Write the records out again exactly as they read, dropping any picture they hold.

Top of Information provided

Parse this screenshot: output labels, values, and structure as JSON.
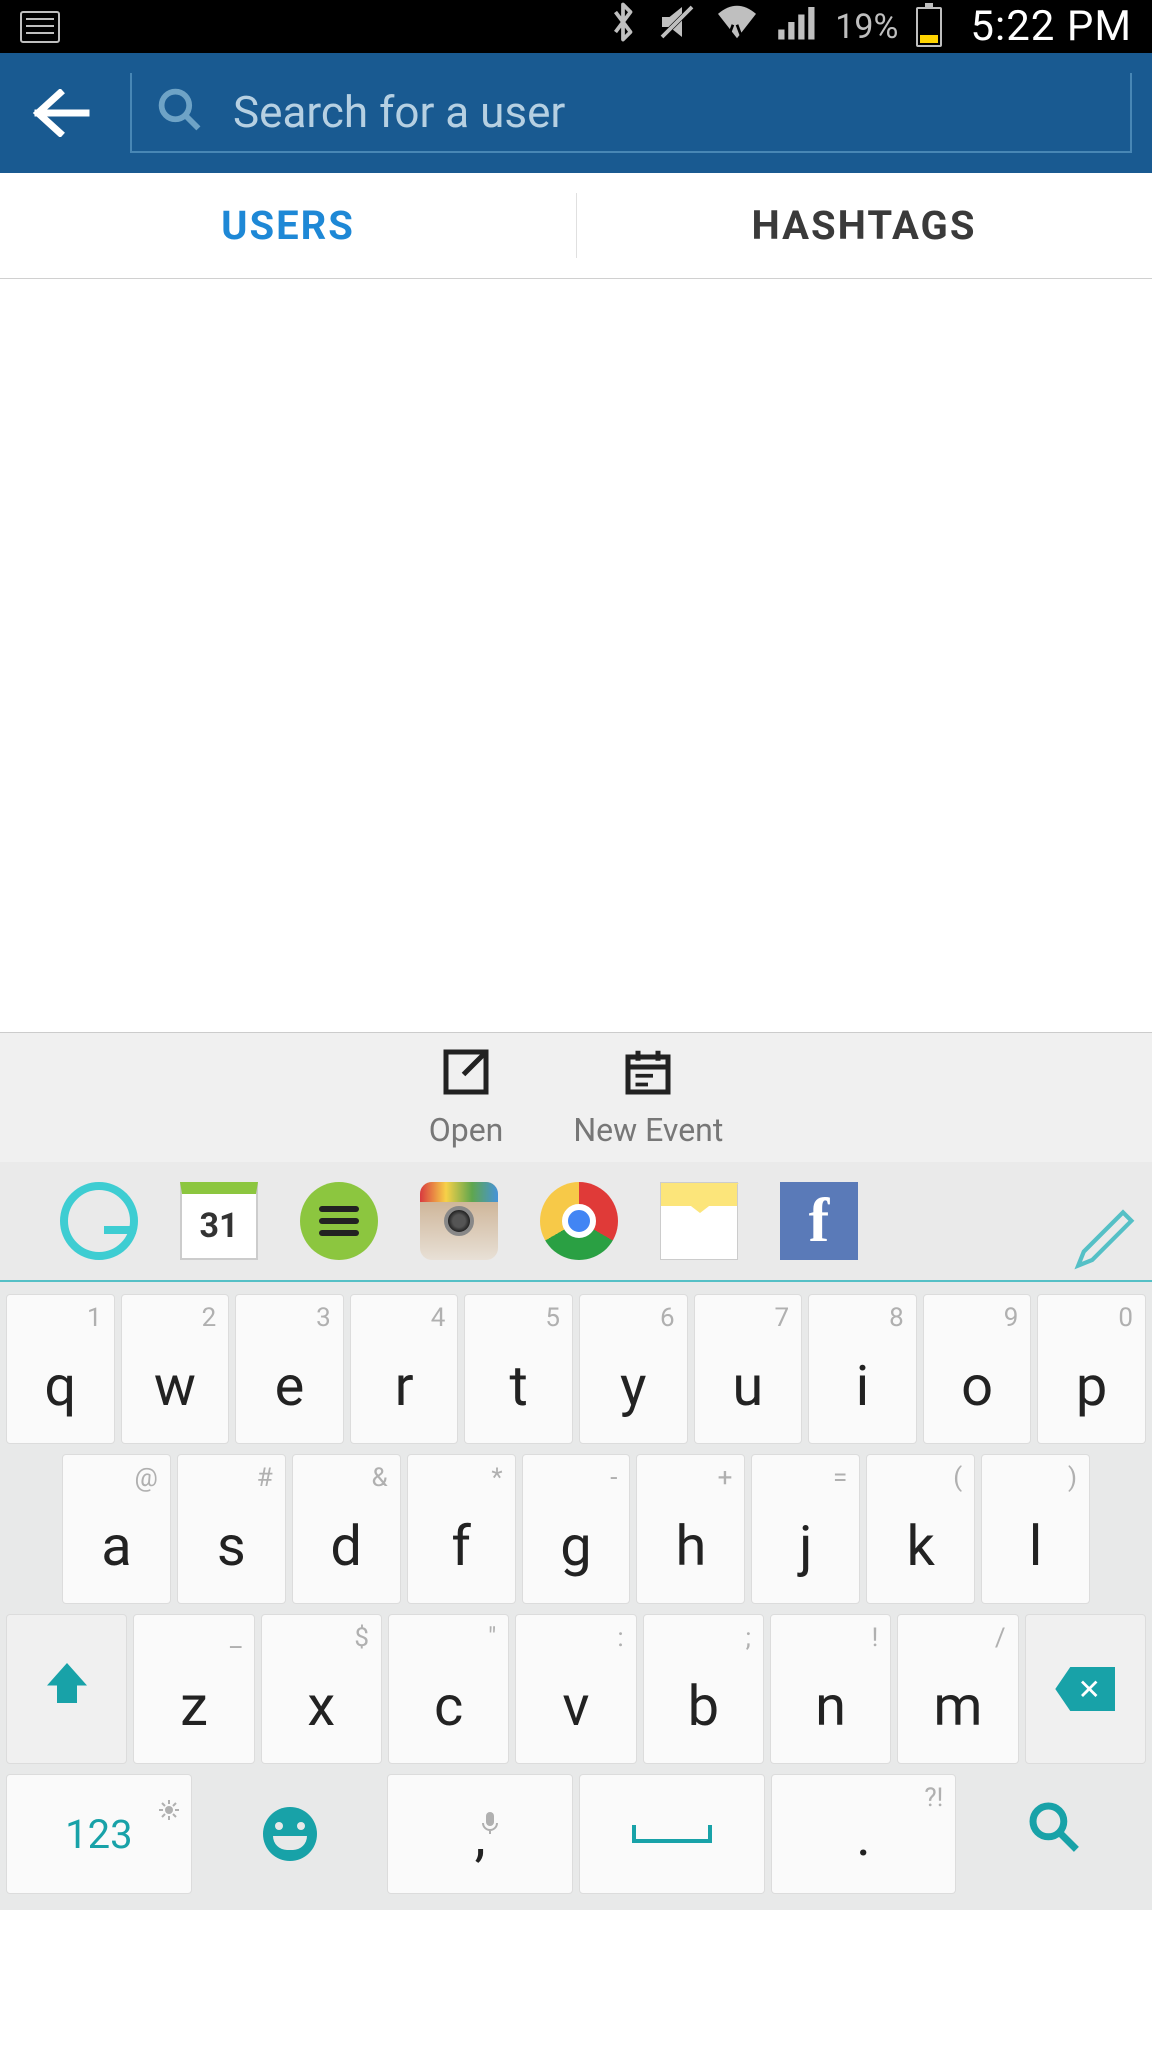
{
  "status": {
    "battery_pct": "19%",
    "time": "5:22 PM"
  },
  "header": {
    "search_placeholder": "Search for a user"
  },
  "tabs": {
    "users": "USERS",
    "hashtags": "HASHTAGS",
    "active": "users"
  },
  "actions": {
    "open": "Open",
    "new_event": "New Event"
  },
  "apps": {
    "grammarly": "G",
    "calendar_day": "31",
    "spotify": "spotify",
    "instagram": "instagram",
    "chrome": "chrome",
    "mail": "mail",
    "facebook": "f"
  },
  "keyboard": {
    "row1": [
      {
        "main": "q",
        "sec": "1"
      },
      {
        "main": "w",
        "sec": "2"
      },
      {
        "main": "e",
        "sec": "3"
      },
      {
        "main": "r",
        "sec": "4"
      },
      {
        "main": "t",
        "sec": "5"
      },
      {
        "main": "y",
        "sec": "6"
      },
      {
        "main": "u",
        "sec": "7"
      },
      {
        "main": "i",
        "sec": "8"
      },
      {
        "main": "o",
        "sec": "9"
      },
      {
        "main": "p",
        "sec": "0"
      }
    ],
    "row2": [
      {
        "main": "a",
        "sec": "@"
      },
      {
        "main": "s",
        "sec": "#"
      },
      {
        "main": "d",
        "sec": "&"
      },
      {
        "main": "f",
        "sec": "*"
      },
      {
        "main": "g",
        "sec": "-"
      },
      {
        "main": "h",
        "sec": "+"
      },
      {
        "main": "j",
        "sec": "="
      },
      {
        "main": "k",
        "sec": "("
      },
      {
        "main": "l",
        "sec": ")"
      }
    ],
    "row3": [
      {
        "main": "z",
        "sec": "_"
      },
      {
        "main": "x",
        "sec": "$"
      },
      {
        "main": "c",
        "sec": "\""
      },
      {
        "main": "v",
        "sec": ":"
      },
      {
        "main": "b",
        "sec": ";"
      },
      {
        "main": "n",
        "sec": "!"
      },
      {
        "main": "m",
        "sec": "/"
      }
    ],
    "row4": {
      "numlock": "123",
      "comma": ",",
      "period": ".",
      "punct_hint": "?!"
    }
  }
}
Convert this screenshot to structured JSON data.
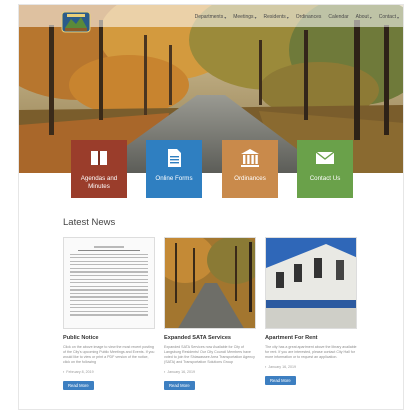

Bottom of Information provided

Finished task →
Parse this screenshot: output labels, values, and structure as JSON.
{
  "status": {
    "battery_pct": "19%",
    "time": "5:22 PM"
  },
  "header": {
    "search_placeholder": "Search for a user"
  },
  "tabs": {
    "users": "USERS",
    "hashtags": "HASHTAGS",
    "active": "users"
  },
  "actions": {
    "open": "Open",
    "new_event": "New Event"
  },
  "apps": {
    "grammarly": "G",
    "calendar_day": "31",
    "spotify": "spotify",
    "instagram": "instagram",
    "chrome": "chrome",
    "mail": "mail",
    "facebook": "f"
  },
  "keyboard": {
    "row1": [
      {
        "main": "q",
        "sec": "1"
      },
      {
        "main": "w",
        "sec": "2"
      },
      {
        "main": "e",
        "sec": "3"
      },
      {
        "main": "r",
        "sec": "4"
      },
      {
        "main": "t",
        "sec": "5"
      },
      {
        "main": "y",
        "sec": "6"
      },
      {
        "main": "u",
        "sec": "7"
      },
      {
        "main": "i",
        "sec": "8"
      },
      {
        "main": "o",
        "sec": "9"
      },
      {
        "main": "p",
        "sec": "0"
      }
    ],
    "row2": [
      {
        "main": "a",
        "sec": "@"
      },
      {
        "main": "s",
        "sec": "#"
      },
      {
        "main": "d",
        "sec": "&"
      },
      {
        "main": "f",
        "sec": "*"
      },
      {
        "main": "g",
        "sec": "-"
      },
      {
        "main": "h",
        "sec": "+"
      },
      {
        "main": "j",
        "sec": "="
      },
      {
        "main": "k",
        "sec": "("
      },
      {
        "main": "l",
        "sec": ")"
      }
    ],
    "row3": [
      {
        "main": "z",
        "sec": "_"
      },
      {
        "main": "x",
        "sec": "$"
      },
      {
        "main": "c",
        "sec": "\""
      },
      {
        "main": "v",
        "sec": ":"
      },
      {
        "main": "b",
        "sec": ";"
      },
      {
        "main": "n",
        "sec": "!"
      },
      {
        "main": "m",
        "sec": "/"
      }
    ],
    "row4": {
      "numlock": "123",
      "comma": ",",
      "period": ".",
      "punct_hint": "?!"
    }
  }
}
Convert this screenshot to structured JSON data.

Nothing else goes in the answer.